> [Assignment] What lines in the material hold the string "this"? Copy out each of them.
##########
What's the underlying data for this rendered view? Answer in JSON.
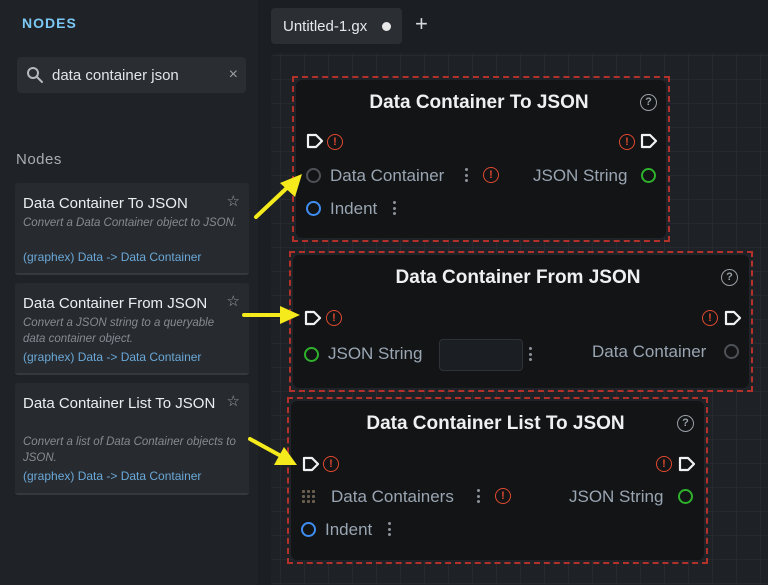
{
  "sidebar": {
    "title": "NODES",
    "search": {
      "value": "data container json",
      "placeholder": ""
    },
    "section_label": "Nodes",
    "cards": [
      {
        "title": "Data Container To JSON",
        "description": "Convert a Data Container object to JSON.",
        "path": "(graphex) Data -> Data Container"
      },
      {
        "title": "Data Container From JSON",
        "description": "Convert a JSON string to a queryable data container object.",
        "path": "(graphex) Data -> Data Container"
      },
      {
        "title": "Data Container List To JSON",
        "description": "Convert a list of Data Container objects to JSON.",
        "path": "(graphex) Data -> Data Container"
      }
    ]
  },
  "tabs": [
    {
      "label": "Untitled-1.gx",
      "unsaved": true
    }
  ],
  "nodes": [
    {
      "title": "Data Container To JSON",
      "inputs": [
        {
          "label": "Data Container",
          "color": "#5a5e63"
        },
        {
          "label": "Indent",
          "color": "#3f8df0"
        }
      ],
      "outputs": [
        {
          "label": "JSON String",
          "color": "#2fb12c"
        }
      ]
    },
    {
      "title": "Data Container From JSON",
      "inputs": [
        {
          "label": "JSON String",
          "color": "#2fb12c"
        }
      ],
      "outputs": [
        {
          "label": "Data Container",
          "color": "#5a5e63"
        }
      ]
    },
    {
      "title": "Data Container List To JSON",
      "inputs": [
        {
          "label": "Data Containers",
          "color": "#6b5f50"
        },
        {
          "label": "Indent",
          "color": "#3f8df0"
        }
      ],
      "outputs": [
        {
          "label": "JSON String",
          "color": "#2fb12c"
        }
      ]
    }
  ],
  "colors": {
    "selection_outline": "#b3312a",
    "highlight_arrow": "#f5ea1c",
    "accent": "#7cc8f5",
    "warning": "#e0492f"
  },
  "icons": {
    "help": "?",
    "warning": "!",
    "close": "×",
    "add": "+",
    "favorite": "☆"
  }
}
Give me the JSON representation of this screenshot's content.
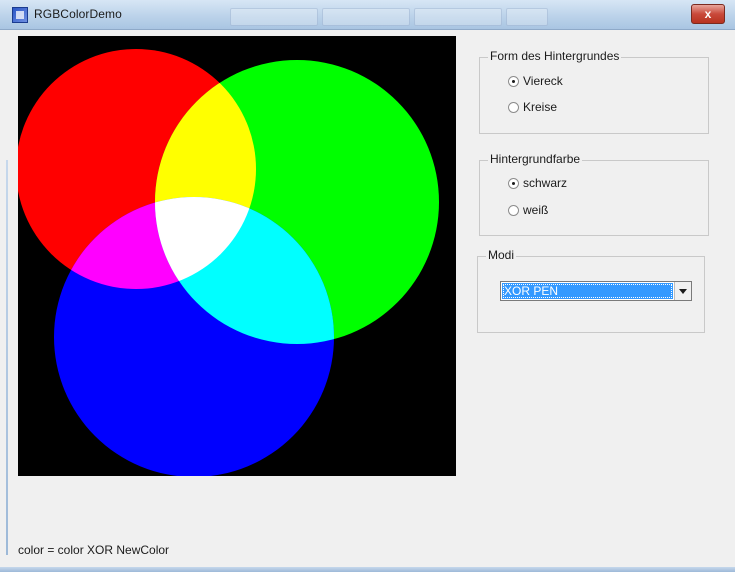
{
  "window": {
    "title": "RGBColorDemo",
    "close_glyph": "x"
  },
  "canvas": {
    "background_color": "#000000",
    "circles": [
      {
        "name": "red-circle",
        "color": "#ff0000"
      },
      {
        "name": "green-circle",
        "color": "#00ff00"
      },
      {
        "name": "blue-circle",
        "color": "#0000ff"
      }
    ]
  },
  "form_group": {
    "label": "Form des Hintergrundes",
    "options": [
      {
        "label": "Viereck",
        "checked": true
      },
      {
        "label": "Kreise",
        "checked": false
      }
    ]
  },
  "background_group": {
    "label": "Hintergrundfarbe",
    "options": [
      {
        "label": "schwarz",
        "checked": true
      },
      {
        "label": "weiß",
        "checked": false
      }
    ]
  },
  "modes_group": {
    "label": "Modi",
    "selected": "XOR PEN"
  },
  "status": {
    "text": "color = color XOR NewColor"
  },
  "icons": [
    "app-icon",
    "close-icon",
    "dropdown-arrow-icon"
  ]
}
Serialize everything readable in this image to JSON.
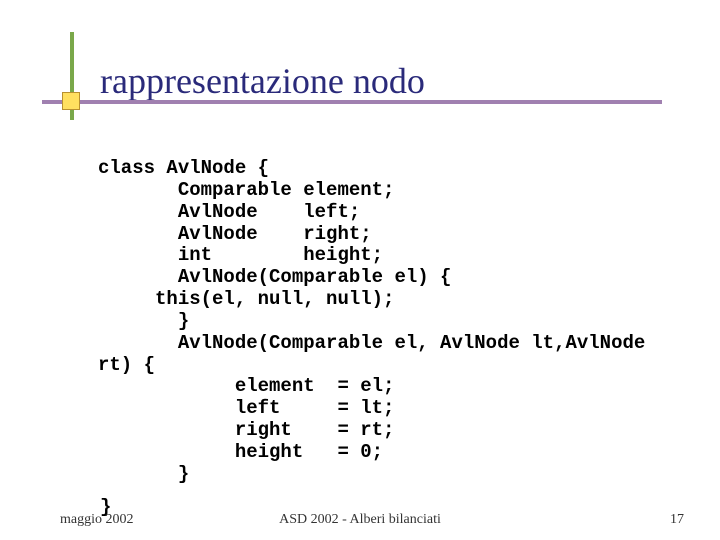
{
  "title": "rappresentazione nodo",
  "code": "class AvlNode {\n       Comparable element;\n       AvlNode    left;\n       AvlNode    right;\n       int        height;\n       AvlNode(Comparable el) {\n     this(el, null, null);\n       }\n       AvlNode(Comparable el, AvlNode lt,AvlNode\nrt) {\n            element  = el;\n            left     = lt;\n            right    = rt;\n            height   = 0;\n       }",
  "closing_brace": "}",
  "footer": {
    "left": "maggio 2002",
    "center": "ASD 2002 - Alberi bilanciati",
    "right": "17"
  }
}
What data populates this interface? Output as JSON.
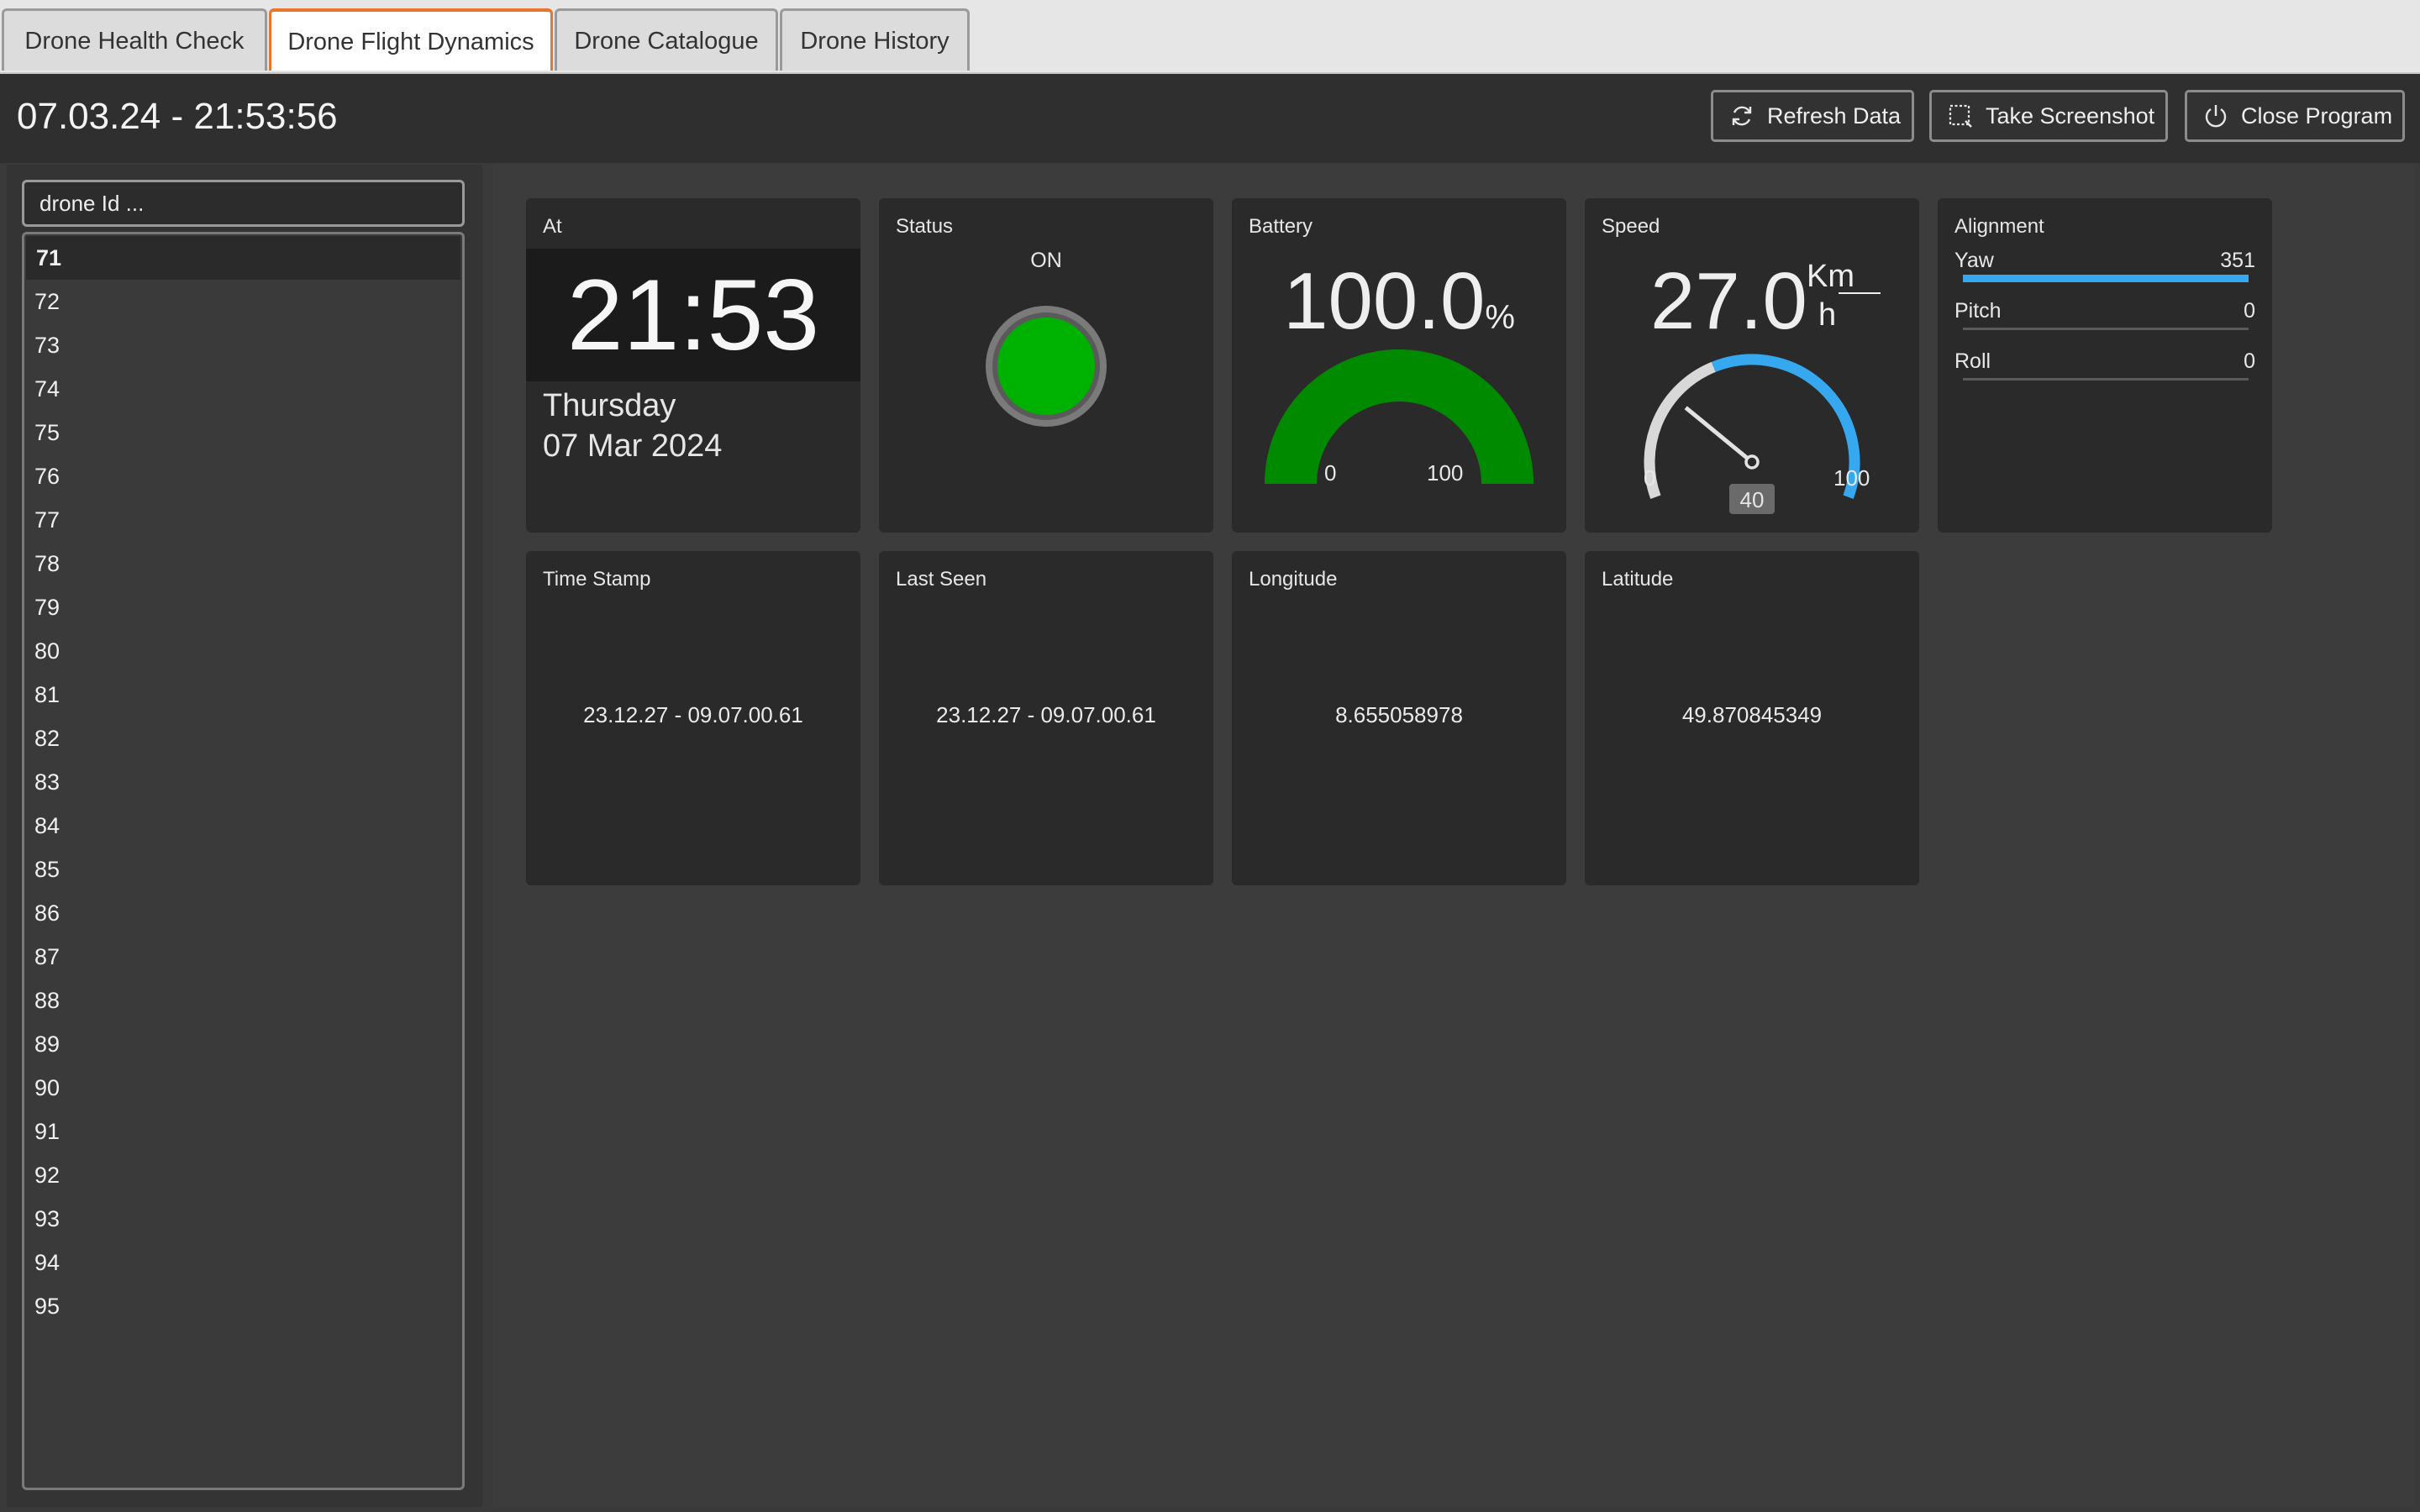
{
  "tabs": [
    {
      "label": "Drone Health Check"
    },
    {
      "label": "Drone Flight Dynamics",
      "active": true
    },
    {
      "label": "Drone Catalogue"
    },
    {
      "label": "Drone History"
    }
  ],
  "toolbar": {
    "datetime": "07.03.24 - 21:53:56",
    "refresh_label": "Refresh Data",
    "screenshot_label": "Take Screenshot",
    "close_label": "Close Program"
  },
  "sidebar": {
    "search_placeholder": "drone Id ...",
    "items": [
      "71",
      "72",
      "73",
      "74",
      "75",
      "76",
      "77",
      "78",
      "79",
      "80",
      "81",
      "82",
      "83",
      "84",
      "85",
      "86",
      "87",
      "88",
      "89",
      "90",
      "91",
      "92",
      "93",
      "94",
      "95"
    ],
    "selected": "71"
  },
  "tiles": {
    "at": {
      "title": "At",
      "time": "21:53",
      "day": "Thursday",
      "date": "07 Mar 2024"
    },
    "status": {
      "title": "Status",
      "value": "ON",
      "color": "#00b200"
    },
    "battery": {
      "title": "Battery",
      "value": "100.0",
      "unit": "%",
      "min": "0",
      "max": "100",
      "level": 100,
      "color": "#008a00"
    },
    "speed": {
      "title": "Speed",
      "value": "27.0",
      "unit_num": "Km",
      "unit_den": "h",
      "min": "0",
      "max": "100",
      "threshold": "40",
      "level": 27,
      "color": "#35a8ef"
    },
    "alignment": {
      "title": "Alignment",
      "rows": [
        {
          "label": "Yaw",
          "value": "351",
          "level": 1.0
        },
        {
          "label": "Pitch",
          "value": "0",
          "level": 0
        },
        {
          "label": "Roll",
          "value": "0",
          "level": 0
        }
      ],
      "color": "#35a8ef"
    },
    "timestamp": {
      "title": "Time Stamp",
      "value": "23.12.27 - 09.07.00.61"
    },
    "last_seen": {
      "title": "Last Seen",
      "value": "23.12.27 - 09.07.00.61"
    },
    "longitude": {
      "title": "Longitude",
      "value": "8.655058978"
    },
    "latitude": {
      "title": "Latitude",
      "value": "49.870845349"
    }
  }
}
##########
> [Result below]
What's the underlying data for this rendered view? Answer in JSON.
Give me the JSON representation of this screenshot's content.
Serialize everything readable in this image to JSON.
  "code": "class AvlNode {\n       Comparable element;\n       AvlNode    left;\n       AvlNode    right;\n       int        height;\n       AvlNode(Comparable el) {\n     this(el, null, null);\n       }\n       AvlNode(Comparable el, AvlNode lt,AvlNode\nrt) {\n            element  = el;\n            left     = lt;\n            right    = rt;\n            height   = 0;\n       }",
What data populates this interface? Output as JSON.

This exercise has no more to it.